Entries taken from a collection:
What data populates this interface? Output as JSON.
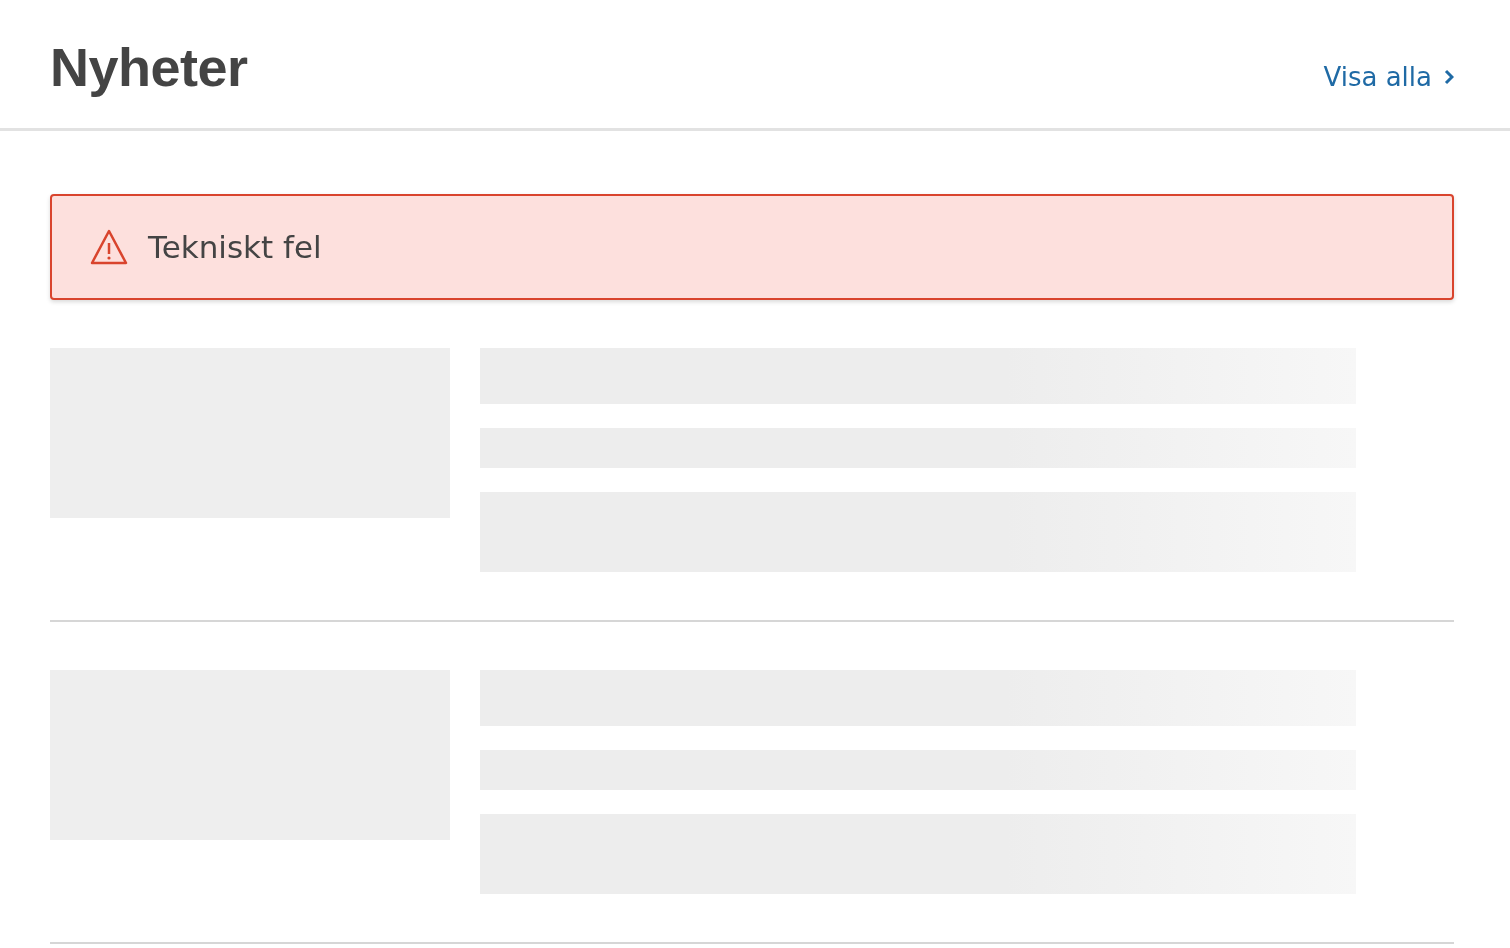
{
  "header": {
    "title": "Nyheter",
    "link": "Visa alla"
  },
  "alert": {
    "kind": "error",
    "message": "Tekniskt fel"
  },
  "news_items": [
    {
      "kind": "skeleton"
    },
    {
      "kind": "skeleton"
    }
  ]
}
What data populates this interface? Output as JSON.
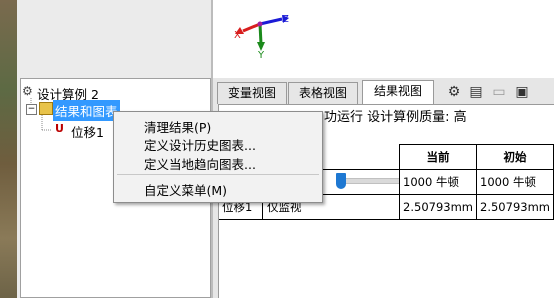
{
  "triad": {
    "z": "Z",
    "x": "X",
    "y": "Y"
  },
  "tree": {
    "root": "设计算例 2",
    "results_folder": "结果和图表",
    "sensor": "位移1"
  },
  "tabs": [
    "变量视图",
    "表格视图",
    "结果视图"
  ],
  "toolbar_icons": [
    "settings-icon",
    "report-icon",
    "open-folder-icon",
    "save-icon"
  ],
  "status": {
    "text_fragment": "功运行 设计算例质量: 高"
  },
  "context_menu": {
    "items": [
      "清理结果(P)",
      "定义设计历史图表...",
      "定义当地趋向图表...",
      "自定义菜单(M)"
    ]
  },
  "grid": {
    "col_current": "当前",
    "col_initial": "初始",
    "force_current": "1000 牛顿",
    "force_initial": "1000 牛顿",
    "sensor_name": "位移1",
    "sensor_mode": "仅监视",
    "disp_current": "2.50793mm",
    "disp_initial": "2.50793mm"
  },
  "colors": {
    "selection": "#3399ff",
    "slider_thumb": "#1e78d2"
  }
}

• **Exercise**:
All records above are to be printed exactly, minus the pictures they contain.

• **Task solution**:
What data populates this interface? Output as JSON.
{
  "header": {
    "title": "Nyheter",
    "link": "Visa alla"
  },
  "alert": {
    "kind": "error",
    "message": "Tekniskt fel"
  },
  "news_items": [
    {
      "kind": "skeleton"
    },
    {
      "kind": "skeleton"
    }
  ]
}
What data populates this interface? Output as JSON.
{
  "triad": {
    "z": "Z",
    "x": "X",
    "y": "Y"
  },
  "tree": {
    "root": "设计算例 2",
    "results_folder": "结果和图表",
    "sensor": "位移1"
  },
  "tabs": [
    "变量视图",
    "表格视图",
    "结果视图"
  ],
  "toolbar_icons": [
    "settings-icon",
    "report-icon",
    "open-folder-icon",
    "save-icon"
  ],
  "status": {
    "text_fragment": "功运行 设计算例质量: 高"
  },
  "context_menu": {
    "items": [
      "清理结果(P)",
      "定义设计历史图表...",
      "定义当地趋向图表...",
      "自定义菜单(M)"
    ]
  },
  "grid": {
    "col_current": "当前",
    "col_initial": "初始",
    "force_current": "1000 牛顿",
    "force_initial": "1000 牛顿",
    "sensor_name": "位移1",
    "sensor_mode": "仅监视",
    "disp_current": "2.50793mm",
    "disp_initial": "2.50793mm"
  },
  "colors": {
    "selection": "#3399ff",
    "slider_thumb": "#1e78d2"
  }
}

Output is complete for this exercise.